I also expressed concern that one of the recent acquisitions (three of them as detailed in the AR FY 2011) was loss-making, while the other two were acquired too close to the end of the financial year for any positive impact to be seen. The CFO took a different tack when answering this question – he mentioned that for Engine Systems, scale and coverage were very important. In fact, MTQES was the only Company in Australia which had nation-wide coverage in terms of branch locations; and the acquisitions had helped to make this a reality. With this enlarged coverage, MTQES would be more effective in engaging customers all over Australia, and I took it to mean that this would be positive for the Division over the medium-term (and that the effects would not be immediately apparent).
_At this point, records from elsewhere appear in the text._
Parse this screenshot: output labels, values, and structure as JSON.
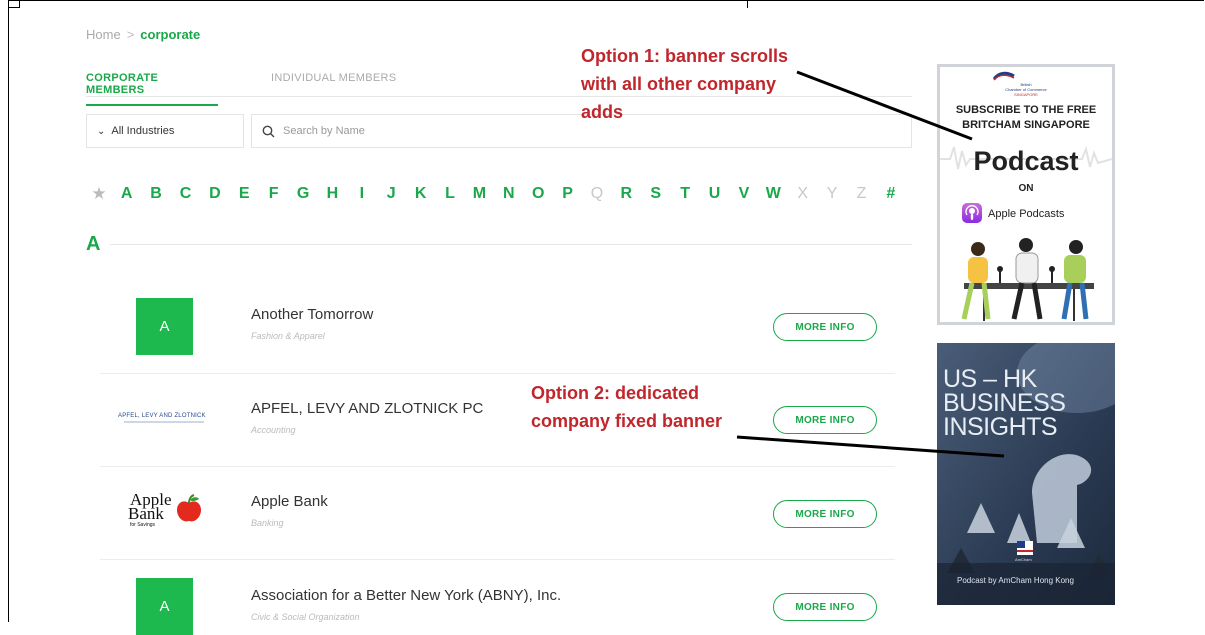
{
  "breadcrumb": {
    "home": "Home",
    "separator": ">",
    "current": "corporate"
  },
  "tabs": {
    "corporate": "CORPORATE MEMBERS",
    "individual": "INDIVIDUAL MEMBERS"
  },
  "filter": {
    "industries": "All Industries",
    "search_placeholder": "Search by Name"
  },
  "alphabet": {
    "enabled": [
      "A",
      "B",
      "C",
      "D",
      "E",
      "F",
      "G",
      "H",
      "I",
      "J",
      "K",
      "L",
      "M",
      "N",
      "O",
      "P",
      "R",
      "S",
      "T",
      "U",
      "V",
      "W",
      "#"
    ],
    "letters": [
      "A",
      "B",
      "C",
      "D",
      "E",
      "F",
      "G",
      "H",
      "I",
      "J",
      "K",
      "L",
      "M",
      "N",
      "O",
      "P",
      "Q",
      "R",
      "S",
      "T",
      "U",
      "V",
      "W",
      "X",
      "Y",
      "Z",
      "#"
    ]
  },
  "section_letter": "A",
  "companies": [
    {
      "name": "Another Tomorrow",
      "category": "Fashion & Apparel",
      "logo_letter": "A"
    },
    {
      "name": "APFEL, LEVY AND ZLOTNICK PC",
      "category": "Accounting",
      "logo_text": "APFEL, LEVY AND ZLOTNICK"
    },
    {
      "name": "Apple Bank",
      "category": "Banking",
      "logo_text_1": "Apple",
      "logo_text_2": "Bank",
      "logo_text_3": "for Savings"
    },
    {
      "name": "Association for a Better New York (ABNY), Inc.",
      "category": "Civic & Social Organization",
      "logo_letter": "A"
    }
  ],
  "more_info_label": "MORE INFO",
  "annotations": {
    "option1_line1": "Option 1: banner scrolls",
    "option1_line2": "with all other company",
    "option1_line3": "adds",
    "option2_line1": "Option 2: dedicated",
    "option2_line2": "company fixed banner"
  },
  "banner1": {
    "org_line1": "British",
    "org_line2": "Chamber of Commerce",
    "org_line3": "SINGAPORE",
    "headline1": "SUBSCRIBE TO THE FREE",
    "headline2": "BRITCHAM SINGAPORE",
    "podcast": "Podcast",
    "on": "ON",
    "platform": "Apple Podcasts"
  },
  "banner2": {
    "title1": "US – HK",
    "title2": "BUSINESS",
    "title3": "INSIGHTS",
    "footer": "Podcast by AmCham Hong Kong",
    "badge": "AmCham"
  },
  "colors": {
    "brand_green": "#1aa84a",
    "annotation_red": "#c0262b"
  }
}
I had to admit that Engine Systems had come quite a long way since I looked at it three years ago, and even though margins were still thin, they had improved quite a bit since then and I believe it can be attributed to the Management Team’s focus on the Bosch partnership, expanding its range of products such as turbochargers, as well as extending its reach so that it could more effectively serve its customers. These measures take time to show results and therefore, I am willing to be a bystander and observe this Division further before making more conclusions.

This concludes my AGM highlights for MTQ, and I will probably not blog about MTQ for quite a while until it releases its 1H FY 2012 results in late October 2012. Meanwhile, the issue price for the scrip dividend has been announced at 82 cents/share, and my decision would be to take up 100% scrip as I believe in the growth prospects for MTQ.

Note: For a good write-up on MTQ’s AGM, please also refer to this article by Next Insight.

No comments: